Just before the ballot, Lange had addressed the conference:
When I opened the Economic Summit Conference (it seems like a lifetime ago) I talked about a country not too far from here. I talked about a country which was prosperous, which had no poor, which was tolerant and generous and fair. I talked about New Zealand and I meant every word. I mean it now. I would not be here if I did not believe it. I would not be here if I did not believe that New Zealand could be that country, and it will be.
But it was not. Outside the conference hall lay a country reeling from Labour's savage restructuring of its economy, the collapse of its stockmarket, the looming privatisation of its state-owned industries and the disappearance of so many of the familiar ideological landmarks that had given it direction for the past 50 years. The night before Lange spoke, hundreds had protested outside the very same town hall where young students had accosted Holyoake in 1971. But it wasn't a war they were protesting against. This time, the protest was against the fact that 170,000 of their fellow citizens were out of work, that their employers were refusing to offer them a wage increase and locking them out when they attempted to withdraw their labour. Ken Douglas, in offering the prospect of a compact to the conference - and the government - had said: 'Other forces control the levers of government and the levers of management. They are the real brokers of economic power.' He was appealing to the government as his predecessors in the 1930s had done, to intercede on behalf of working people against the managers. But the protesters looked at Prebble and Douglas, and they didn't see interceders. They saw traitors. 'People before Profits' declared one of the placards. To the once-loved Labour Party, another simply said: 'Give us back our future'.

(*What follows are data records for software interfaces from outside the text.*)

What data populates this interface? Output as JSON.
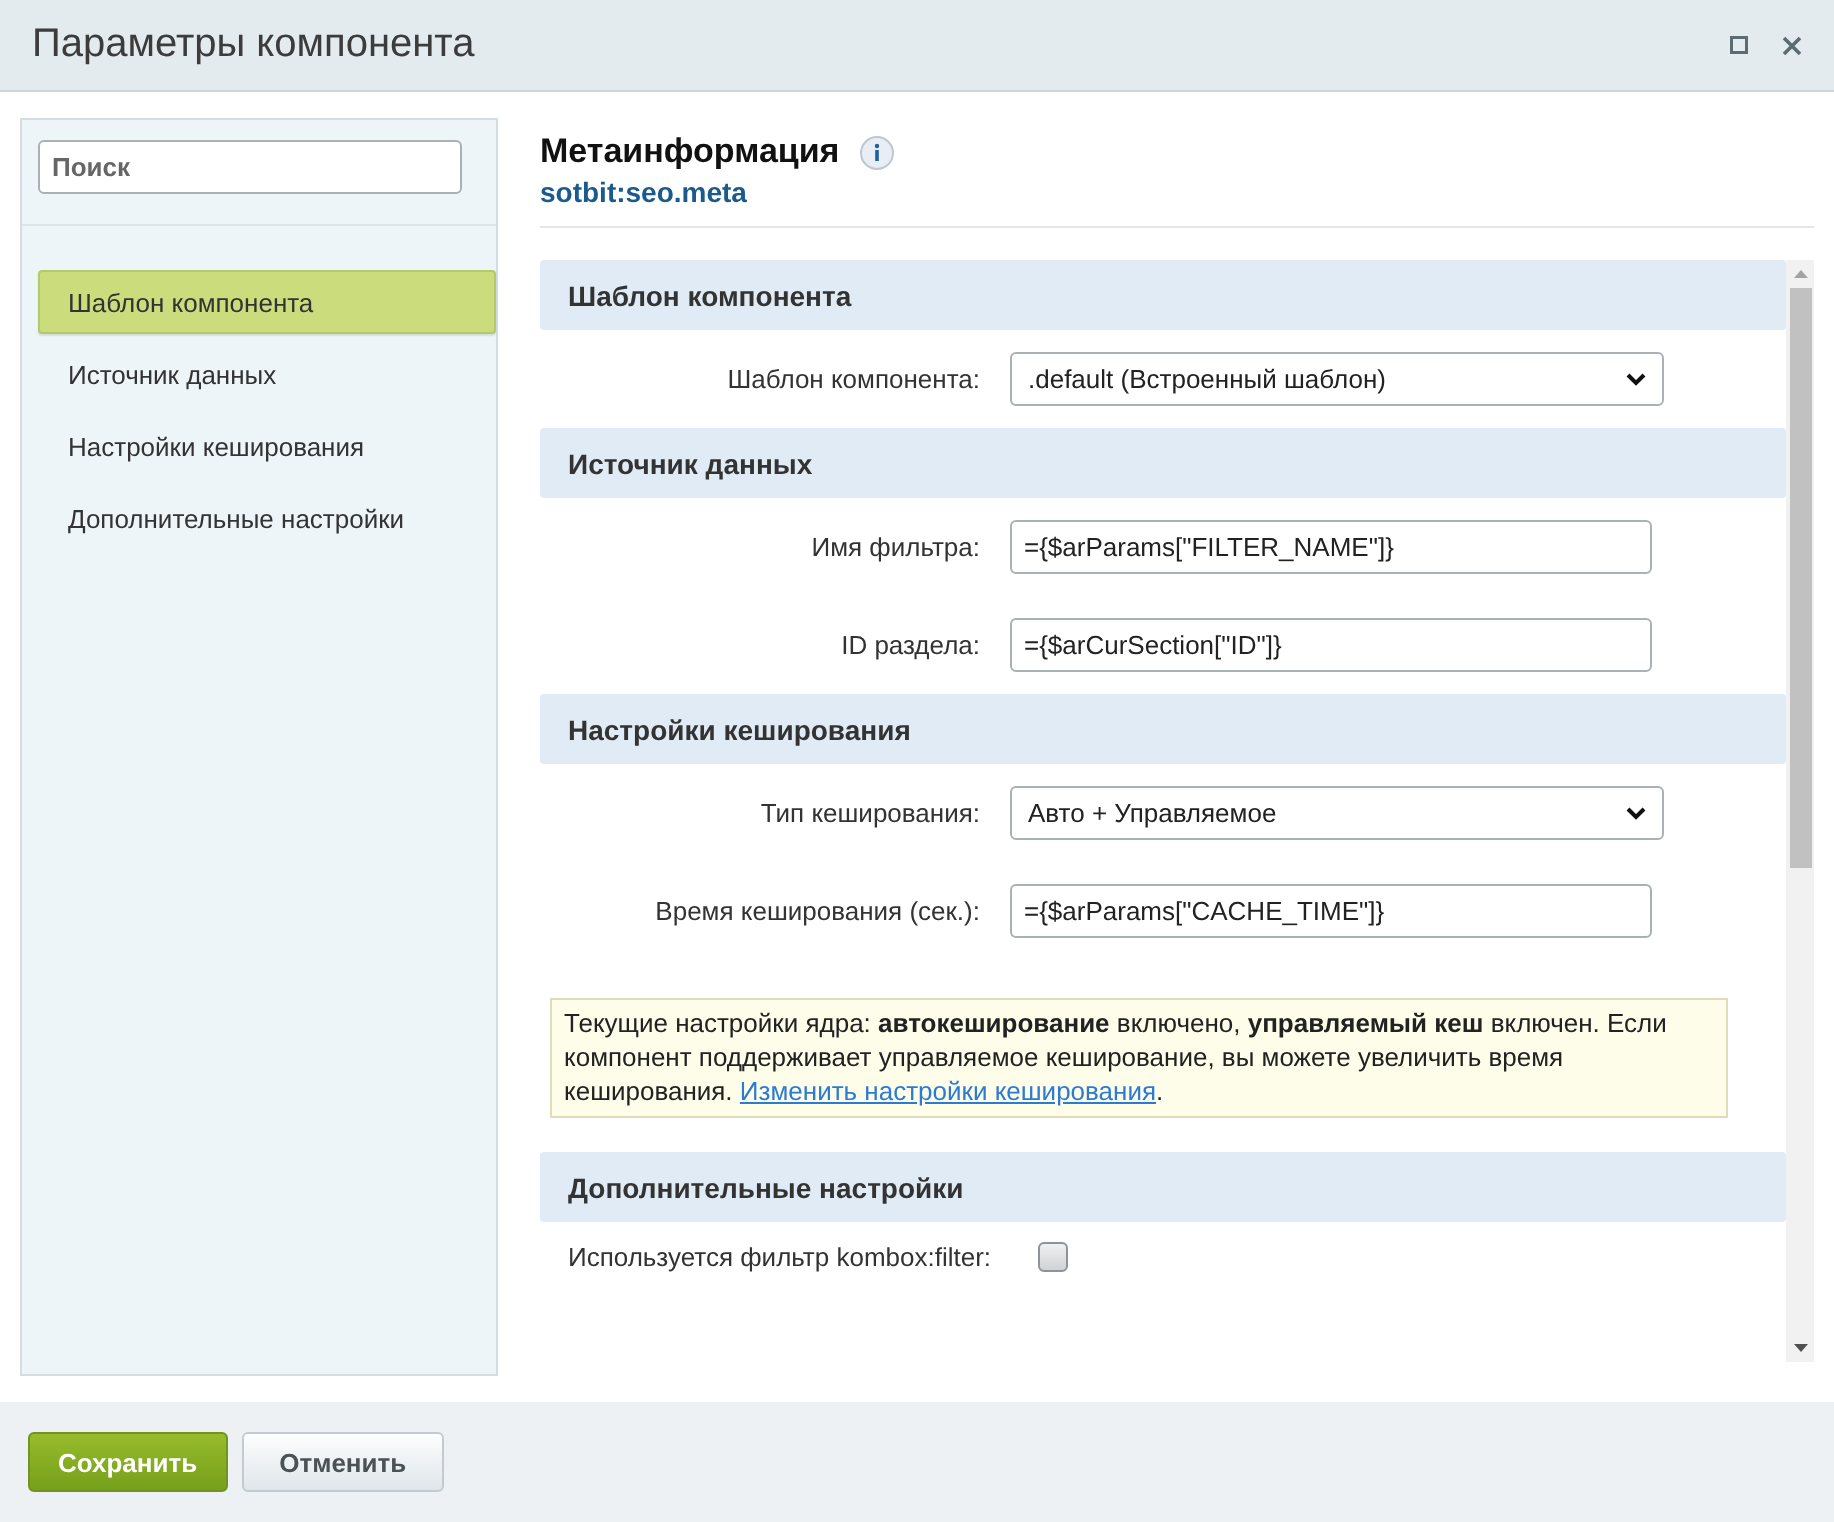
{
  "window": {
    "title": "Параметры компонента"
  },
  "sidebar": {
    "search": {
      "placeholder": "Поиск"
    },
    "items": [
      {
        "label": "Шаблон компонента",
        "selected": true
      },
      {
        "label": "Источник данных",
        "selected": false
      },
      {
        "label": "Настройки кеширования",
        "selected": false
      },
      {
        "label": "Дополнительные настройки",
        "selected": false
      }
    ]
  },
  "header": {
    "title": "Метаинформация",
    "subtitle": "sotbit:seo.meta"
  },
  "sections": [
    {
      "title": "Шаблон компонента",
      "rows": [
        {
          "kind": "select",
          "label": "Шаблон компонента:",
          "value": ".default (Встроенный шаблон)"
        }
      ]
    },
    {
      "title": "Источник данных",
      "rows": [
        {
          "kind": "input",
          "label": "Имя фильтра:",
          "value": "={$arParams[\"FILTER_NAME\"]}"
        },
        {
          "kind": "input",
          "label": "ID раздела:",
          "value": "={$arCurSection[\"ID\"]}"
        }
      ]
    },
    {
      "title": "Настройки кеширования",
      "rows": [
        {
          "kind": "select",
          "label": "Тип кеширования:",
          "value": "Авто + Управляемое"
        },
        {
          "kind": "input",
          "label": "Время кеширования (сек.):",
          "value": "={$arParams[\"CACHE_TIME\"]}"
        },
        {
          "kind": "note",
          "text": "Текущие настройки ядра: **автокеширование** включено, **управляемый кеш** включен. Если компонент поддерживает управляемое кеширование, вы можете увеличить время кеширования.",
          "link": "Изменить настройки кеширования",
          "after": "."
        }
      ]
    },
    {
      "title": "Дополнительные настройки",
      "rows": [
        {
          "kind": "checkbox",
          "label": "Используется фильтр kombox:filter:",
          "checked": false
        }
      ]
    }
  ],
  "footer": {
    "buttons": [
      {
        "label": "Сохранить",
        "kind": "primary"
      },
      {
        "label": "Отменить",
        "kind": "secondary"
      }
    ]
  }
}
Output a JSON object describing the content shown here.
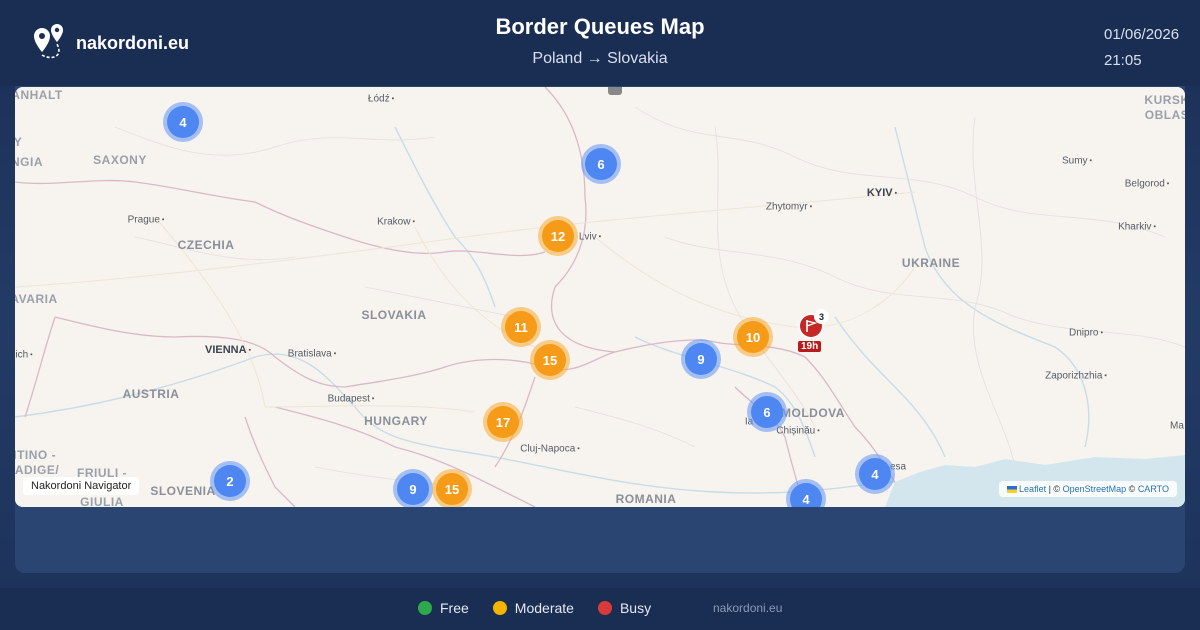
{
  "brand": {
    "name": "nakordoni.eu",
    "logo_icon": "map-pin-route-icon"
  },
  "header": {
    "title": "Border Queues Map",
    "subtitle": "Poland → Slovakia",
    "date": "01/06/2026",
    "time": "21:05"
  },
  "map": {
    "labels": {
      "anhalt": "ANHALT",
      "saxony": "SAXONY",
      "czechia": "CZECHIA",
      "slovakia": "SLOVAKIA",
      "austria": "AUSTRIA",
      "hungary": "HUNGARY",
      "slovenia": "SLOVENIA",
      "romania": "ROMANIA",
      "ukraine": "UKRAINE",
      "moldova": "MOLDOVA",
      "kursk": "KURSK",
      "oblas": "OBLAS",
      "avaria": "AVARIA",
      "ngia": "NGIA",
      "y": "Y",
      "ntino": "NTINO -",
      "adige": "ADIGE/",
      "friuli": "FRIULI -",
      "giulia": "GIULIA",
      "lodz": "Łódź",
      "prague": "Prague",
      "krakow": "Krakow",
      "lviv": "Lviv",
      "vienna": "VIENNA",
      "bratislava": "Bratislava",
      "budapest": "Budapest",
      "cluj": "Cluj-Napoca",
      "zhytomyr": "Zhytomyr",
      "kyiv": "KYIV",
      "sumy": "Sumy",
      "belgorod": "Belgorod",
      "kharkiv": "Kharkiv",
      "dnipro": "Dnipro",
      "zaporizhzhia": "Zaporizhzhia",
      "chisinau": "Chișinău",
      "iasi": "Ia",
      "odesa": "esa",
      "ich": "ich",
      "ma": "Ma"
    },
    "clusters": [
      {
        "id": "c1",
        "count": "4",
        "status": "blue"
      },
      {
        "id": "c2",
        "count": "6",
        "status": "blue"
      },
      {
        "id": "c3",
        "count": "12",
        "status": "orange"
      },
      {
        "id": "c4",
        "count": "11",
        "status": "orange"
      },
      {
        "id": "c5",
        "count": "15",
        "status": "orange"
      },
      {
        "id": "c6",
        "count": "9",
        "status": "blue"
      },
      {
        "id": "c7",
        "count": "10",
        "status": "orange"
      },
      {
        "id": "c8",
        "count": "6",
        "status": "blue"
      },
      {
        "id": "c9",
        "count": "17",
        "status": "orange"
      },
      {
        "id": "c10",
        "count": "2",
        "status": "blue"
      },
      {
        "id": "c11",
        "count": "9",
        "status": "blue"
      },
      {
        "id": "c12",
        "count": "15",
        "status": "orange"
      },
      {
        "id": "c13",
        "count": "4",
        "status": "blue"
      },
      {
        "id": "c14",
        "count": "4",
        "status": "blue"
      }
    ],
    "busy_marker": {
      "count": "3",
      "wait": "19h",
      "icon": "flag-icon"
    },
    "navigator_label": "Nakordoni Navigator",
    "attribution": {
      "leaflet": "Leaflet",
      "sep1": "| ©",
      "osm": "OpenStreetMap",
      "sep2": "©",
      "carto": "CARTO"
    },
    "colors": {
      "free": "#2ea84a",
      "moderate": "#f4b400",
      "busy": "#d93a3a",
      "cluster_blue": "#4e86f2",
      "cluster_orange": "#f59b18"
    }
  },
  "legend": {
    "free": "Free",
    "moderate": "Moderate",
    "busy": "Busy",
    "site": "nakordoni.eu"
  }
}
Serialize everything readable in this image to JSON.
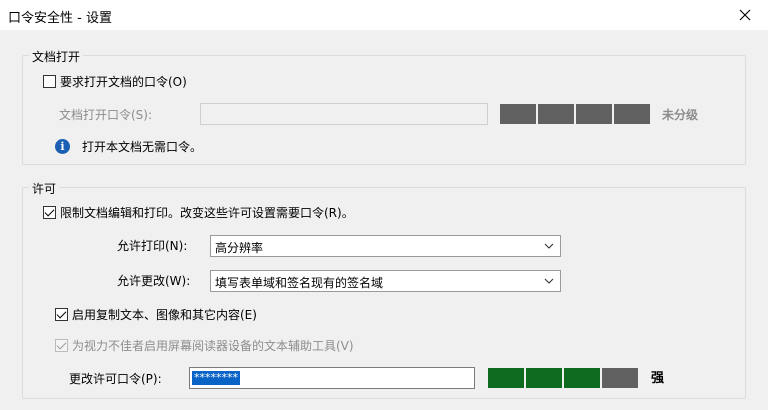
{
  "window": {
    "title": "口令安全性 - 设置",
    "close_icon": "close-icon"
  },
  "open_section": {
    "legend": "文档打开",
    "require_open_password": {
      "label": "要求打开文档的口令(O)",
      "checked": false
    },
    "open_password": {
      "label": "文档打开口令(S):",
      "value": ""
    },
    "strength": {
      "label": "未分级",
      "segments": [
        "#606060",
        "#606060",
        "#606060",
        "#606060"
      ]
    },
    "info_text": "打开本文档无需口令。"
  },
  "permissions_section": {
    "legend": "许可",
    "restrict_editing": {
      "label": "限制文档编辑和打印。改变这些许可设置需要口令(R)。",
      "checked": true
    },
    "printing_allowed": {
      "label": "允许打印(N):",
      "selected": "高分辨率"
    },
    "changes_allowed": {
      "label": "允许更改(W):",
      "selected": "填写表单域和签名现有的签名域"
    },
    "enable_copying": {
      "label": "启用复制文本、图像和其它内容(E)",
      "checked": true
    },
    "screen_reader": {
      "label": "为视力不佳者启用屏幕阅读器设备的文本辅助工具(V)",
      "checked": true,
      "disabled": true
    },
    "permissions_password": {
      "label": "更改许可口令(P):",
      "value": "********"
    },
    "strength": {
      "label": "强",
      "segments": [
        "#0f6b1f",
        "#0f6b1f",
        "#0f6b1f",
        "#606060"
      ]
    }
  }
}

For all this, the 1988 conference recorded some potentially influential achievements. The CTU did offer, and the party did accept, a more 'constructive engagement' between the government, the employers and the trade unions. A 'statement of intent' was issued, pledging both the organisational and parliamentary wings of the party to genuine consultation and to 'no surprises'. But these outcomes were much less appreciated than they would have been eighteen months earlier.
The ratification of a radically new
policy-making structure for the party also went largely unnoticed. As far back as 1978, Helen Clark had written:
A thorough party reorganisation which established a committed and working membership, involved in policy groups and a range of party educational activities, would be the prerequisite to the success of a triennial congress which came together to actually decide party policy for the next three years.
By virtue of her position on the party executive for the best part of a decade, Clark, with the help of Wilson and Dyson, had succeeded in having something very close to this 'Scandinavian' model ratified in Dunedin. Labour's rank-and-file members and politicians needed only one thing to make it work, but it was the one thing the 1988 conference had almost entirely destroyed - trust.
Copyright Chris Trotter 2007